The name flutter comes from its English origin, which means beating of wings. In medicine it means a tachycardia involving very fast but regular contractions of the atria (or ventricles). It is diagnosed from an electrocardiogram (ECG).
When it is accompanied by the descriptive term atrial, the flutter obviously means contractions of the cardiac atria. These contract at a rate of 250 to 350 beats per minute, which is extremely fast. The major symptoms of atrial flutter are palpitations or even persistent tiredness.
What are the risks of atrial flutter?
Atrial flutter is less common than atrial fibrillation. This other heart disorder involves irregular contractions of the atria producing a disorganised cardiac rhythm. In both situations the main risk is of a thrombus, i.e. a blood clot forming. This may migrate into the systemic circulation and cause an infarction or cerebrovascular accident (CVA).
As in atrial fibrillation, atrial flutter is treated by controlling the heart rate.

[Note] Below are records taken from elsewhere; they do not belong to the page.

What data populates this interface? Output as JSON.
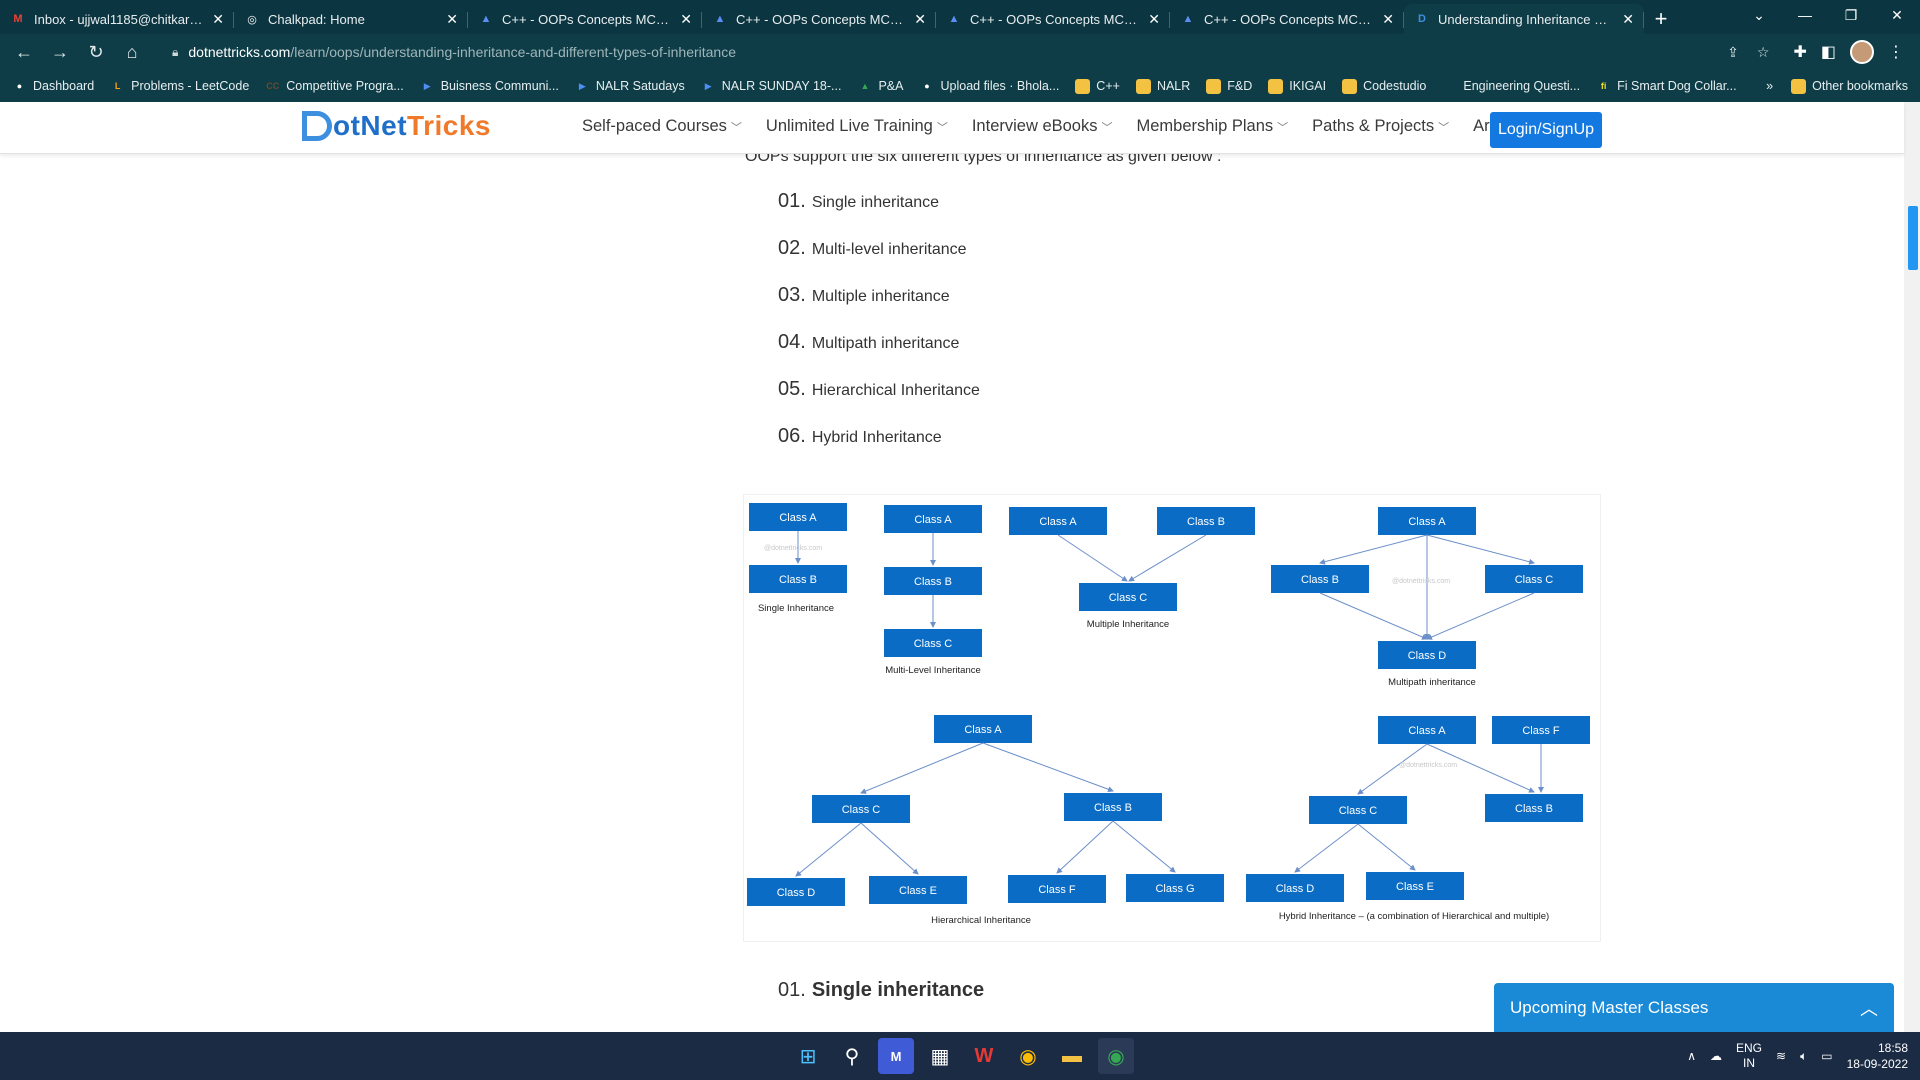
{
  "browser": {
    "tabs": [
      {
        "title": "Inbox - ujjwal1185@chitkara.edu",
        "icon": "gmail-icon",
        "glyph": "M",
        "color": "#ea4335",
        "active": false
      },
      {
        "title": "Chalkpad: Home",
        "icon": "globe-icon",
        "glyph": "◎",
        "color": "#ffffff",
        "active": false
      },
      {
        "title": "C++ - OOPs Concepts MCQs (M",
        "icon": "triangle-logo-icon",
        "glyph": "▲",
        "color": "#5b8df5",
        "active": false
      },
      {
        "title": "C++ - OOPs Concepts MCQs (M",
        "icon": "triangle-logo-icon",
        "glyph": "▲",
        "color": "#5b8df5",
        "active": false
      },
      {
        "title": "C++ - OOPs Concepts MCQs (M",
        "icon": "triangle-logo-icon",
        "glyph": "▲",
        "color": "#5b8df5",
        "active": false
      },
      {
        "title": "C++ - OOPs Concepts MCQs (M",
        "icon": "triangle-logo-icon",
        "glyph": "▲",
        "color": "#5b8df5",
        "active": false
      },
      {
        "title": "Understanding Inheritance and",
        "icon": "dotnettricks-icon",
        "glyph": "D",
        "color": "#3d8fe0",
        "active": true
      }
    ],
    "url_host": "dotnettricks.com",
    "url_path": "/learn/oops/understanding-inheritance-and-different-types-of-inheritance",
    "bookmarks": [
      {
        "label": "Dashboard",
        "icon": "github-icon",
        "color": "#ffffff",
        "glyph": "●"
      },
      {
        "label": "Problems - LeetCode",
        "icon": "leetcode-icon",
        "color": "#f89f1b",
        "glyph": "L"
      },
      {
        "label": "Competitive Progra...",
        "icon": "cc-icon",
        "color": "#6b4b2a",
        "glyph": "CC"
      },
      {
        "label": "Buisness Communi...",
        "icon": "video-icon",
        "color": "#4f8ef7",
        "glyph": "▶"
      },
      {
        "label": "NALR Satudays",
        "icon": "video-icon",
        "color": "#4f8ef7",
        "glyph": "▶"
      },
      {
        "label": "NALR SUNDAY 18-...",
        "icon": "video-icon",
        "color": "#4f8ef7",
        "glyph": "▶"
      },
      {
        "label": "P&A",
        "icon": "drive-icon",
        "color": "#34a853",
        "glyph": "▲"
      },
      {
        "label": "Upload files · Bhola...",
        "icon": "github-icon",
        "color": "#ffffff",
        "glyph": "●"
      },
      {
        "label": "C++",
        "icon": "folder-icon",
        "color": "#f3c243",
        "glyph": ""
      },
      {
        "label": "NALR",
        "icon": "folder-icon",
        "color": "#f3c243",
        "glyph": ""
      },
      {
        "label": "F&D",
        "icon": "folder-icon",
        "color": "#f3c243",
        "glyph": ""
      },
      {
        "label": "IKIGAI",
        "icon": "folder-icon",
        "color": "#f3c243",
        "glyph": ""
      },
      {
        "label": "Codestudio",
        "icon": "folder-icon",
        "color": "#f3c243",
        "glyph": ""
      },
      {
        "label": "Engineering Questi...",
        "icon": "e-icon",
        "color": "#0e3d47",
        "glyph": "E"
      },
      {
        "label": "Fi Smart Dog Collar...",
        "icon": "fi-icon",
        "color": "#f2e01d",
        "glyph": "fi"
      }
    ],
    "other_bookmarks": "Other bookmarks"
  },
  "site": {
    "logo_dot": "otNet",
    "logo_tricks": "Tricks",
    "menu": [
      "Self-paced Courses",
      "Unlimited Live Training",
      "Interview eBooks",
      "Membership Plans",
      "Paths & Projects",
      "Articles"
    ],
    "menu_has_chevron": [
      true,
      true,
      true,
      true,
      true,
      false
    ],
    "login": "Login/SignUp"
  },
  "content": {
    "intro": "OOPs support the six different types of inheritance as given below :",
    "types": [
      {
        "num": "01.",
        "label": "Single inheritance"
      },
      {
        "num": "02.",
        "label": "Multi-level inheritance"
      },
      {
        "num": "03.",
        "label": "Multiple inheritance"
      },
      {
        "num": "04.",
        "label": "Multipath inheritance"
      },
      {
        "num": "05.",
        "label": "Hierarchical Inheritance"
      },
      {
        "num": "06.",
        "label": "Hybrid Inheritance"
      }
    ],
    "subheading_num": "01.",
    "subheading": "Single inheritance"
  },
  "diagram": {
    "box_color": "#0a6cc4",
    "watermark": "@dotnettricks.com",
    "captions": {
      "single": "Single Inheritance",
      "multilevel": "Multi-Level Inheritance",
      "multiple": "Multiple Inheritance",
      "multipath": "Multipath inheritance",
      "hierarchical": "Hierarchical Inheritance",
      "hybrid": "Hybrid Inheritance – (a combination of Hierarchical and multiple)"
    },
    "labels": {
      "a": "Class A",
      "b": "Class B",
      "c": "Class C",
      "d": "Class D",
      "e": "Class E",
      "f": "Class F",
      "g": "Class G"
    }
  },
  "widget": {
    "upcoming": "Upcoming Master Classes"
  },
  "taskbar": {
    "apps": [
      "windows-start-icon",
      "search-icon",
      "visual-studio-icon",
      "store-icon",
      "wps-office-icon",
      "chrome-icon",
      "file-explorer-icon",
      "chrome-profile-icon"
    ],
    "lang_top": "ENG",
    "lang_bottom": "IN",
    "time": "18:58",
    "date": "18-09-2022"
  }
}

And preventing thromboembolism.
- Grenoble Faculty of Medicine, website accessed on 18 October 2011
- Merck Manual, Fourth edition.
Atrial flutter describes a heart which is beating fast and regularly. © Phovoir